# [TRY IT]
The task calls for every entry to be printed word for word, without the images.

# [DATA]
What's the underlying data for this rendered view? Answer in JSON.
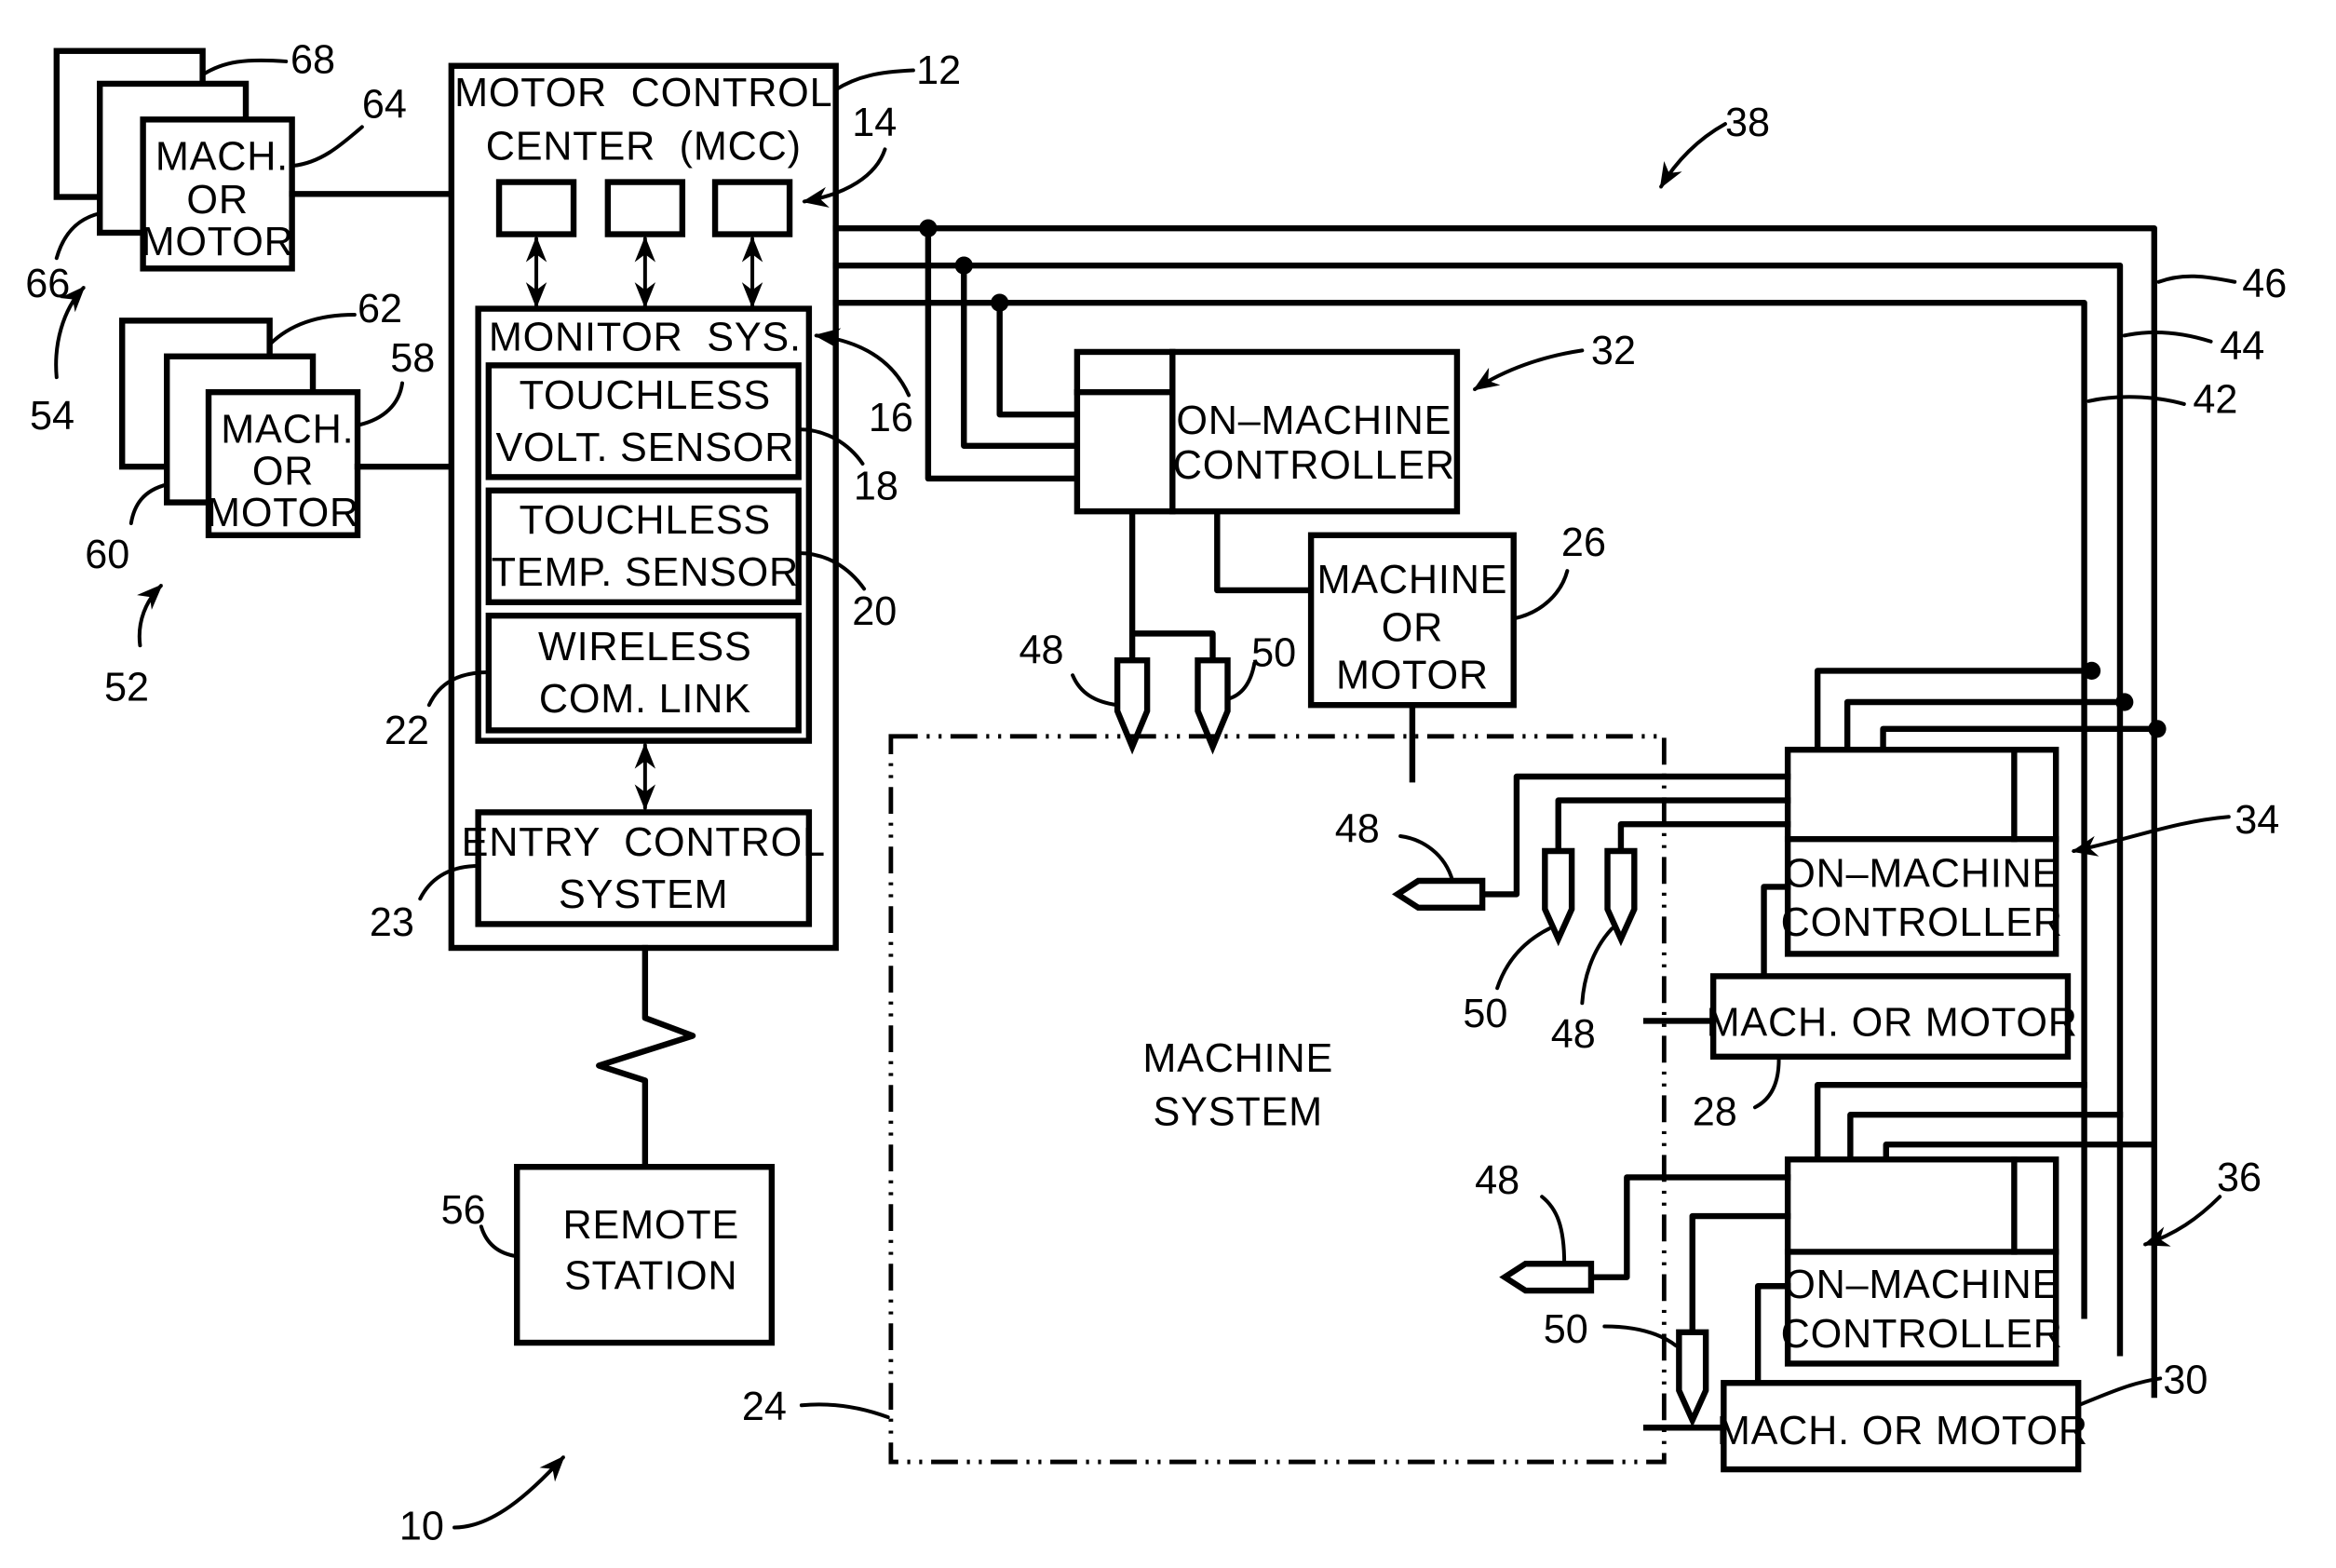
{
  "figure": {
    "title_ref": "10",
    "mcc": {
      "ref": "12",
      "title_line1": "MOTOR  CONTROL",
      "title_line2": "CENTER  (MCC)",
      "units_ref": "14",
      "monitor": {
        "ref": "16",
        "label": "MONITOR  SYS.",
        "volt_sensor": {
          "ref": "18",
          "line1": "TOUCHLESS",
          "line2": "VOLT. SENSOR"
        },
        "temp_sensor": {
          "ref": "20",
          "line1": "TOUCHLESS",
          "line2": "TEMP. SENSOR"
        },
        "wireless": {
          "ref": "22",
          "line1": "WIRELESS",
          "line2": "COM. LINK"
        }
      },
      "entry": {
        "ref": "23",
        "line1": "ENTRY  CONTROL",
        "line2": "SYSTEM"
      }
    },
    "remote_station": {
      "ref": "56",
      "line1": "REMOTE",
      "line2": "STATION"
    },
    "left_groups": [
      {
        "group_ref": "54",
        "stack_ref_back": "68",
        "stack_ref_mid": "66",
        "front_ref": "64",
        "line1": "MACH.",
        "line2": "OR",
        "line3": "MOTOR"
      },
      {
        "group_ref": "52",
        "stack_ref_back": "62",
        "stack_ref_mid": "60",
        "front_ref": "58",
        "line1": "MACH.",
        "line2": "OR",
        "line3": "MOTOR"
      }
    ],
    "network_ref": "38",
    "bus_refs": [
      "46",
      "44",
      "42"
    ],
    "machine_system": {
      "ref": "24",
      "line1": "MACHINE",
      "line2": "SYSTEM"
    },
    "controllers": [
      {
        "ref": "32",
        "line1": "ON–MACHINE",
        "line2": "CONTROLLER"
      },
      {
        "ref": "34",
        "line1": "ON–MACHINE",
        "line2": "CONTROLLER"
      },
      {
        "ref": "36",
        "line1": "ON–MACHINE",
        "line2": "CONTROLLER"
      }
    ],
    "machines": [
      {
        "ref": "26",
        "line1": "MACHINE",
        "line2": "OR",
        "line3": "MOTOR"
      },
      {
        "ref": "28",
        "label": "MACH. OR MOTOR"
      },
      {
        "ref": "30",
        "label": "MACH. OR MOTOR"
      }
    ],
    "sensor_refs": {
      "voltage": "48",
      "temperature": "50"
    }
  }
}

# [SOLUTION TO THE PROBLEM]
What's the underlying data for this rendered view? Answer in JSON.
{
  "figure": {
    "title_ref": "10",
    "mcc": {
      "ref": "12",
      "title_line1": "MOTOR  CONTROL",
      "title_line2": "CENTER  (MCC)",
      "units_ref": "14",
      "monitor": {
        "ref": "16",
        "label": "MONITOR  SYS.",
        "volt_sensor": {
          "ref": "18",
          "line1": "TOUCHLESS",
          "line2": "VOLT. SENSOR"
        },
        "temp_sensor": {
          "ref": "20",
          "line1": "TOUCHLESS",
          "line2": "TEMP. SENSOR"
        },
        "wireless": {
          "ref": "22",
          "line1": "WIRELESS",
          "line2": "COM. LINK"
        }
      },
      "entry": {
        "ref": "23",
        "line1": "ENTRY  CONTROL",
        "line2": "SYSTEM"
      }
    },
    "remote_station": {
      "ref": "56",
      "line1": "REMOTE",
      "line2": "STATION"
    },
    "left_groups": [
      {
        "group_ref": "54",
        "stack_ref_back": "68",
        "stack_ref_mid": "66",
        "front_ref": "64",
        "line1": "MACH.",
        "line2": "OR",
        "line3": "MOTOR"
      },
      {
        "group_ref": "52",
        "stack_ref_back": "62",
        "stack_ref_mid": "60",
        "front_ref": "58",
        "line1": "MACH.",
        "line2": "OR",
        "line3": "MOTOR"
      }
    ],
    "network_ref": "38",
    "bus_refs": [
      "46",
      "44",
      "42"
    ],
    "machine_system": {
      "ref": "24",
      "line1": "MACHINE",
      "line2": "SYSTEM"
    },
    "controllers": [
      {
        "ref": "32",
        "line1": "ON–MACHINE",
        "line2": "CONTROLLER"
      },
      {
        "ref": "34",
        "line1": "ON–MACHINE",
        "line2": "CONTROLLER"
      },
      {
        "ref": "36",
        "line1": "ON–MACHINE",
        "line2": "CONTROLLER"
      }
    ],
    "machines": [
      {
        "ref": "26",
        "line1": "MACHINE",
        "line2": "OR",
        "line3": "MOTOR"
      },
      {
        "ref": "28",
        "label": "MACH. OR MOTOR"
      },
      {
        "ref": "30",
        "label": "MACH. OR MOTOR"
      }
    ],
    "sensor_refs": {
      "voltage": "48",
      "temperature": "50"
    }
  }
}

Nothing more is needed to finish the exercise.